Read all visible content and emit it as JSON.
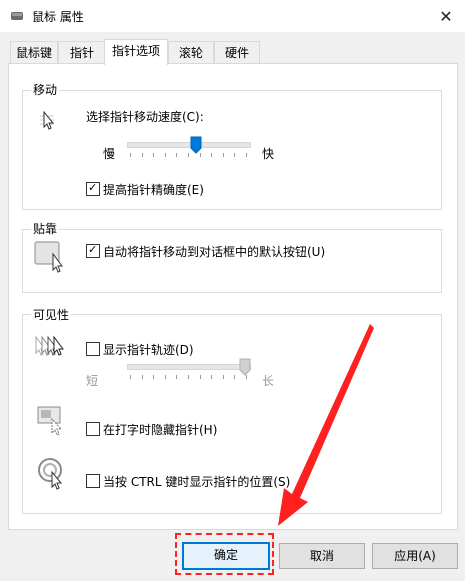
{
  "window": {
    "title": "鼠标 属性",
    "close_glyph": "✕"
  },
  "tabs": [
    {
      "label": "鼠标键",
      "active": false
    },
    {
      "label": "指针",
      "active": false
    },
    {
      "label": "指针选项",
      "active": true
    },
    {
      "label": "滚轮",
      "active": false
    },
    {
      "label": "硬件",
      "active": false
    }
  ],
  "motion": {
    "group_label": "移动",
    "speed_label": "选择指针移动速度(C):",
    "slow_label": "慢",
    "fast_label": "快",
    "speed_fraction": 0.56,
    "enhance_label": "提高指针精确度(E)",
    "enhance_checked": true
  },
  "snap": {
    "group_label": "贴靠",
    "snap_label": "自动将指针移动到对话框中的默认按钮(U)",
    "snap_checked": true
  },
  "visibility": {
    "group_label": "可见性",
    "trails_label": "显示指针轨迹(D)",
    "trails_checked": false,
    "short_label": "短",
    "long_label": "长",
    "trails_fraction": 1.0,
    "hide_label": "在打字时隐藏指针(H)",
    "hide_checked": false,
    "ctrl_label": "当按 CTRL 键时显示指针的位置(S)",
    "ctrl_checked": false
  },
  "buttons": {
    "ok": "确定",
    "cancel": "取消",
    "apply": "应用(A)"
  },
  "annotation": {
    "color": "#ff2020"
  }
}
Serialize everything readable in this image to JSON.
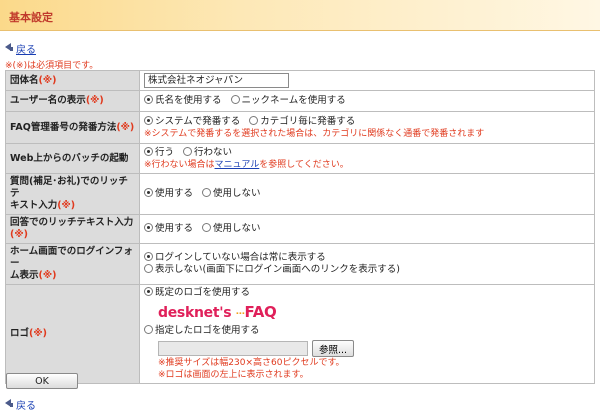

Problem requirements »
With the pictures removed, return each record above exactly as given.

Result »
Read all visible content and emit it as JSON.
{
  "window": {
    "title": "鼠标 属性",
    "close_glyph": "✕"
  },
  "tabs": [
    {
      "label": "鼠标键",
      "active": false
    },
    {
      "label": "指针",
      "active": false
    },
    {
      "label": "指针选项",
      "active": true
    },
    {
      "label": "滚轮",
      "active": false
    },
    {
      "label": "硬件",
      "active": false
    }
  ],
  "motion": {
    "group_label": "移动",
    "speed_label": "选择指针移动速度(C):",
    "slow_label": "慢",
    "fast_label": "快",
    "speed_fraction": 0.56,
    "enhance_label": "提高指针精确度(E)",
    "enhance_checked": true
  },
  "snap": {
    "group_label": "贴靠",
    "snap_label": "自动将指针移动到对话框中的默认按钮(U)",
    "snap_checked": true
  },
  "visibility": {
    "group_label": "可见性",
    "trails_label": "显示指针轨迹(D)",
    "trails_checked": false,
    "short_label": "短",
    "long_label": "长",
    "trails_fraction": 1.0,
    "hide_label": "在打字时隐藏指针(H)",
    "hide_checked": false,
    "ctrl_label": "当按 CTRL 键时显示指针的位置(S)",
    "ctrl_checked": false
  },
  "buttons": {
    "ok": "确定",
    "cancel": "取消",
    "apply": "应用(A)"
  },
  "annotation": {
    "color": "#ff2020"
  }
}
Serialize everything readable in this image to JSON.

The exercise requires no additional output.